Chait hates on Bill Daley--but the Czar chose this particular cossack. Nevertheless, blaming the cossack does provide a safe way for the Czar to change direction:

Daley’s Demotion: How Washington Elites Got Obama Wrong: Hiring Bill Daley as chief of staff may not have been the biggest mistake of President Obama’s first term, but it was surely the most obvious one. Now he appears to be reversing it….

[T]he interesting legacy of Daley… is that he conducted an experiment based on the Washington elite view of the Obama presidency. That view, shared by business leaders, centrist pundits, and other elites, holds that Obama’s main problem has been excessive partisanship, liberalism in general, and hostility to business in particular. In December, 2009, Bill Daley wrote a Washington Post op-ed endorsing precisely this analysis. After the midterm elections, Obama – pelted by Daley-esque complaints – appointed Daley chief of staff. “His moderate views and Wall Street credentials make him an unexpected choice for a president who has railed against corporate irresponsibility,” reported the Post. Republicans like Mitch McConnell, Karl Rove, and FedEx CEO Fred Smith raved.

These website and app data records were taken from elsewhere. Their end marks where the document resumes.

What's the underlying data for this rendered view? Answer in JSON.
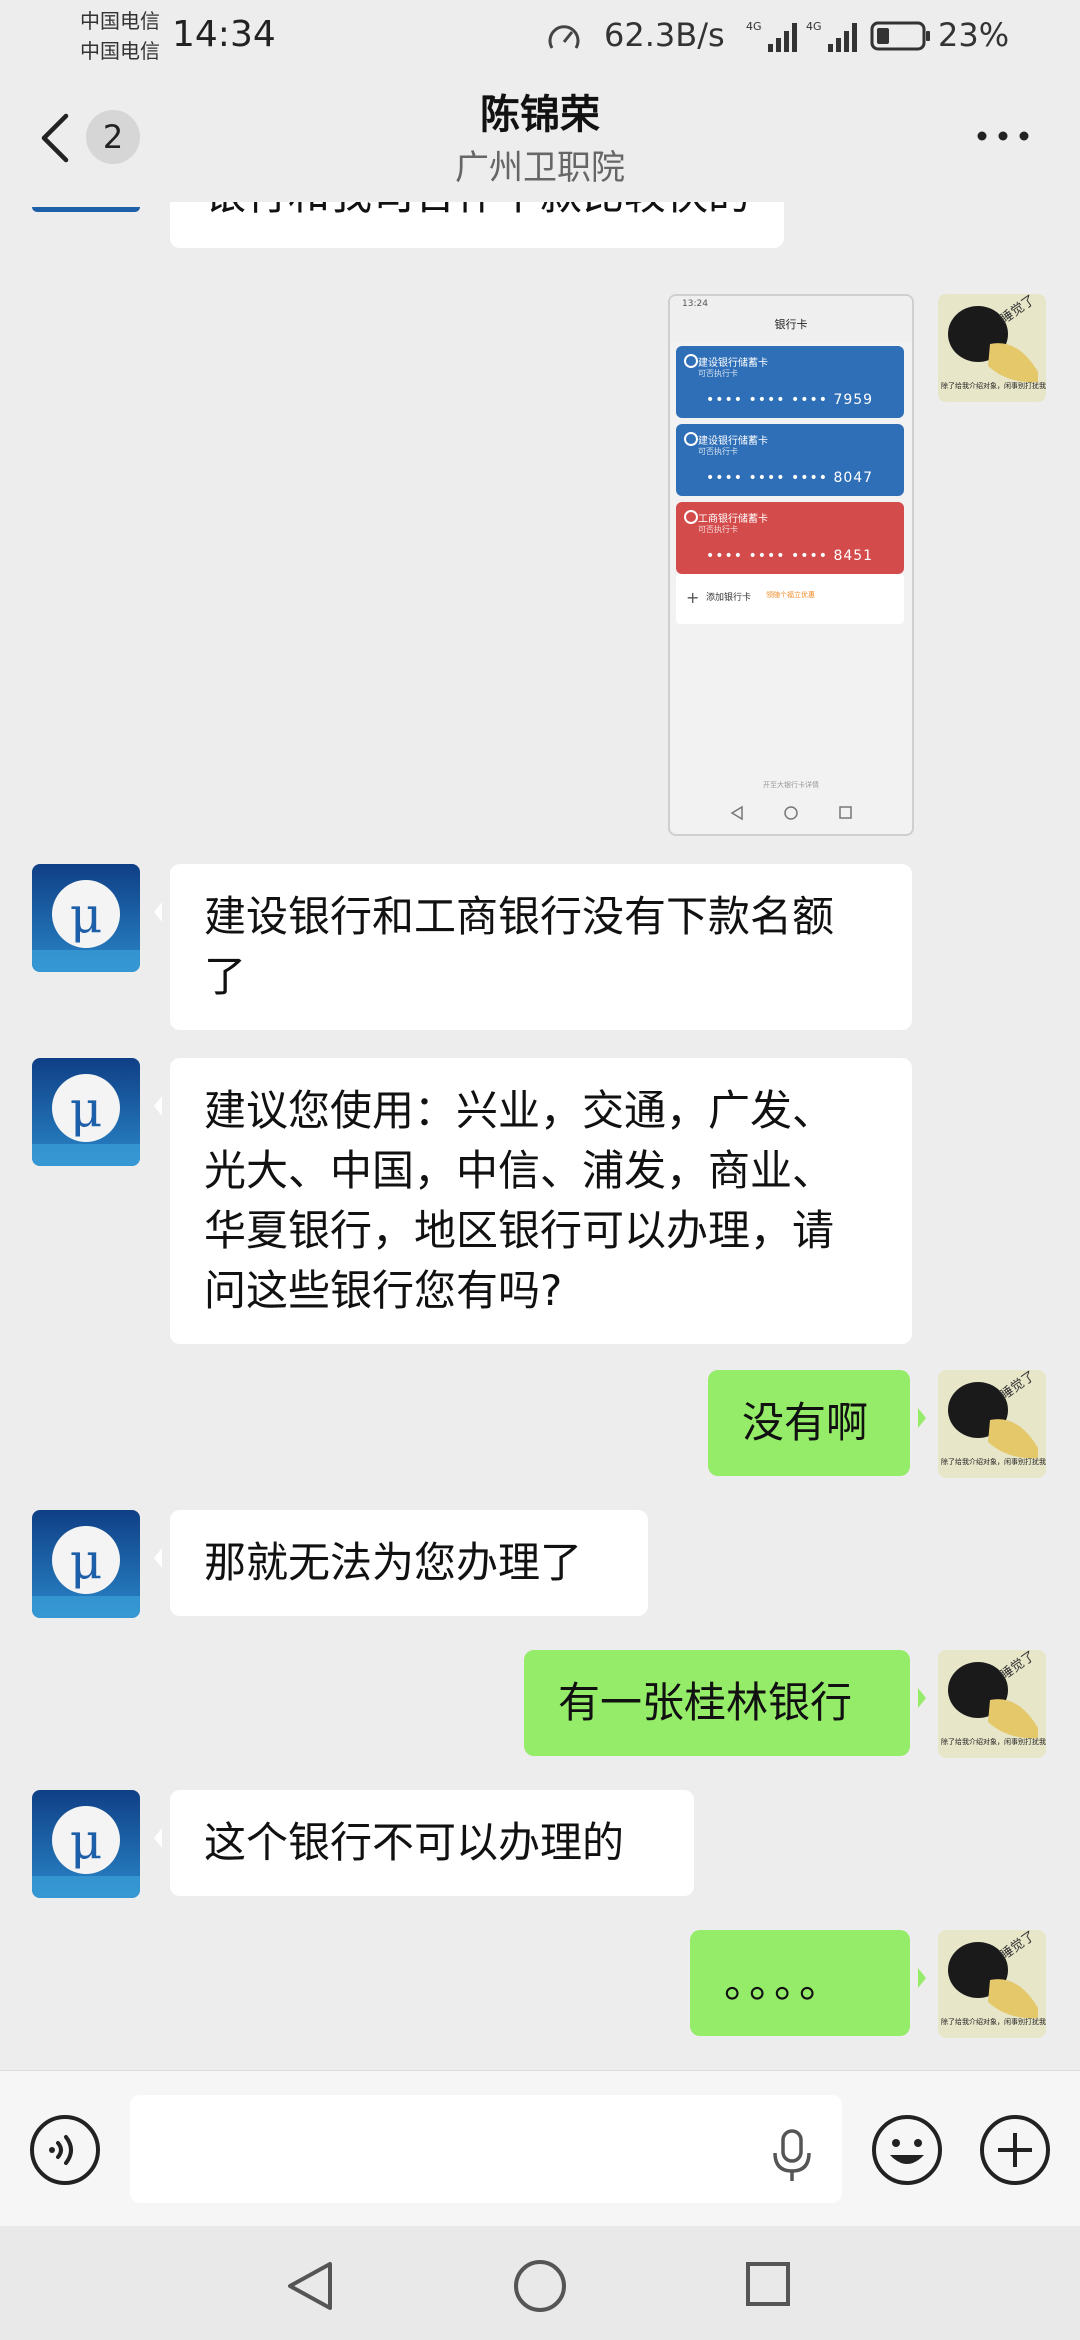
{
  "status_bar": {
    "carrier_1": "中国电信",
    "carrier_2": "中国电信",
    "time": "14:34",
    "net_speed": "62.3B/s",
    "signal_label": "4G",
    "battery": "23%",
    "icons": [
      "speed-meter-icon",
      "signal-4g-icon",
      "battery-icon"
    ]
  },
  "header": {
    "back_icon": "chevron-left-icon",
    "unread_count": "2",
    "title": "陈锦荣",
    "subtitle": "广州卫职院",
    "more_icon": "ellipsis-icon"
  },
  "screenshot_image": {
    "status": "13:24",
    "title": "银行卡",
    "cards": [
      {
        "name": "建设银行储蓄卡",
        "sub": "可否执行卡",
        "number": "•••• •••• •••• 7959",
        "color": "#2f6fb8"
      },
      {
        "name": "建设银行储蓄卡",
        "sub": "可否执行卡",
        "number": "•••• •••• •••• 8047",
        "color": "#2f6fb8"
      },
      {
        "name": "工商银行储蓄卡",
        "sub": "可否执行卡",
        "number": "•••• •••• •••• 8451",
        "color": "#d44b4b"
      }
    ],
    "add_card": "添加银行卡",
    "add_card_tag": "领随个福立优惠",
    "footer": "开至大银行卡详情"
  },
  "messages": [
    {
      "side": "in",
      "text": "银行和我司合作下款比较快的"
    },
    {
      "side": "out",
      "type": "image"
    },
    {
      "side": "in",
      "text": "建设银行和工商银行没有下款名额\n了"
    },
    {
      "side": "in",
      "text": "建议您使用：兴业，交通，广发、\n光大、中国，中信、浦发，商业、\n华夏银行，地区银行可以办理，请\n问这些银行您有吗?"
    },
    {
      "side": "out",
      "text": "没有啊"
    },
    {
      "side": "in",
      "text": "那就无法为您办理了"
    },
    {
      "side": "out",
      "text": "有一张桂林银行"
    },
    {
      "side": "in",
      "text": "这个银行不可以办理的"
    },
    {
      "side": "out",
      "text": "。。。。"
    }
  ],
  "avatar_self_text": [
    "睡觉了",
    "除了给我介绍对象，闲事别打扰我！"
  ],
  "input_bar": {
    "value": "",
    "icons": [
      "voice-icon",
      "microphone-icon",
      "emoji-icon",
      "plus-icon"
    ]
  },
  "nav_bar": {
    "icons": [
      "nav-back-icon",
      "nav-home-icon",
      "nav-recent-icon"
    ]
  },
  "colors": {
    "background": "#ededed",
    "incoming_bubble": "#ffffff",
    "outgoing_bubble": "#95ec69"
  }
}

Daley, pursuing his theory, heavily courted business leaders. He made long-term deficit reduction a top priority, and spent hours with Republican leaders, meeting them three-quarters of the way in hopes of securing a deal that would demonstrate his centrism and bipartisanship. The effort failed completely.

The effort failed because Daley’s analysis — which is also the analysis of David Brooks and Michael Bloomberg — was fatally incorrect. Americans were not itching for Obama to make peace with corporate America. Americans are in an angry, populist mood…. What’s more, it may be true that a bipartisan deal to reduce the deficit would have bolstered Obama’s standing. The trouble is that Republicans believed the exact same thing. Here’s how McConnell frankly explained his calculation:

The only way the American people would know that a great debate was going on was if the measures were not bipartisan. When you hang the ‘bipartisan’ tag on something, the perception is that differences have been worked out, and there’s a broad agreement that that’s the way forward.

Republicans believed that making bipartisan agreements with Obama would make Obama and his agenda more popular. Republicans are not in the business of helping Obama win reelection. And so they refused to sign a bipartisan agreement, and Obama simply looked weak and ineffectual.

Since that debacle, Obama issued a course correction and started pursuing a strategy that’s in line with the realities of public opinion and the Congress, as opposed to Daley’s fantasy version thereof… outlining the legislation he wants on jobs, under no illusion that Republicans will cooperate, in order to clarify which party is responsible for inaction…. Daley is now a superfluous man...